For roughly 20 years, scientists have been working to engineer a
virus that will attack cancer. The basic idea is sound, and every few
years there have been some promising-looking results, with tumors
shrinking dramatically in response to an infection. But the viruses
never seem to go beyond small trials, and the companies making them
always seem to focus on different things.
Over the weekend, Nature Medicine described some further
promising results, this time with a somewhat different approach to
ensuring that the virus leads to the death of cancer cells: if the virus
doesn't kill the cells directly, it revs up the immune system to attack
them. It's not clear this result will make it to a clinic, but it
provides a good opportunity to review the general approach of treating

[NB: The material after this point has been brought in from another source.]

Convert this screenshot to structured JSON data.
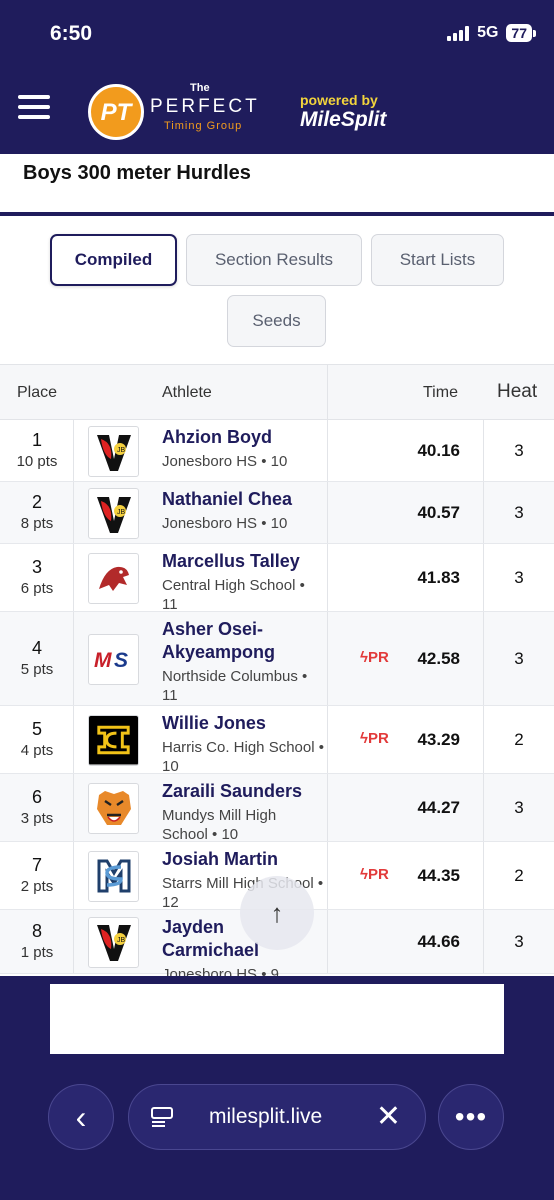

cancer with viruses.
 The basic idea is to leverage decades of work on some common viruses.
This research has identified a variety of mutations keeping viruses
from growing in normal cells. It means that if you inject the virus into
a healthy individual, it won't be able to infect any of their cells.
 But cancer cells are different, as they carry a series of mutations
of their own. In some cases, these mutations compensate for the problems
in the virus. To give one example, the p53 protein normally induces
aberrant cells to undergo an orderly death called apoptosis. It also
helps shut down the growth of viruses in a cell, which is why some
viruses encode a protein that inhibits p53. Cancer cells tend to damage
or eliminate their copies of p53 so that it doesn't cause them to
So imagine a virus with its p53 inhibitor deleted. It can't grow in
normal cells since they have p53 around, but it can grow in cancer
cells, which have eliminated their p53. The net result should be a
cancer-killing virus. (A great idea, but this is one of the viruses that
got dropped after preliminary trials.)
In the new trial, the virus in question takes a similar approach. The
virus, vaccinia (a relative of smallpox used for vaccines), carries a
gene that is essential for it to make copies of itself. Researchers have
engineered a version without that gene, ensuring it can't grow in
normal cells (which have their equivalent of the gene shut down). Cancer
cells need to reactivate the gene, meaning they present a hospitable
environment for the mutant virus.
But the researchers added another trick by inserting a gene for a
molecule that helps recruit immune cells (the awkwardly named
granulocyte-macrophage colony-stimulating factor, or GM-CSF). The immune
system plays an important role in controlling cancer, but it doesn't
always generate a full-scale response to cancer. By adding GM-CSF, the
virus should help bring immune cells to the site of the cancer and
activate them, creating a more aggressive immune response to any cells
that survive viral infection.
The study here was simply checking the tolerance for two different
doses of the virus. In general, the virus was tolerated well. Most
subjects reported a short bout of flu-like symptoms, but only one
subject out of 30 had a more severe response.
However, the tumors did respond. Based on placebo-controlled trials,
the average survival time of patients like the ones in the trial would
have been expected to be about two to four months. Instead, the low-dose
group had a survival time of nearly seven months; for the higher dose
group, that number went up to over a year. Two of those treated were
still alive after more than two years. Imaging of tumors showed lots of
dead cells, and tests of the immune system indicate the virus had
generated a robust response.
Will this virus finally make it out of clinical trials? Right now,
the company that makes it is still engaged in phase 2 trials (like this
one), which are designed to identify the treatment used for a
large-scale effectiveness trial.  There are still hurdles to overcome,
but the promising results described here indicate the company behind it
is very interested in seeing this through.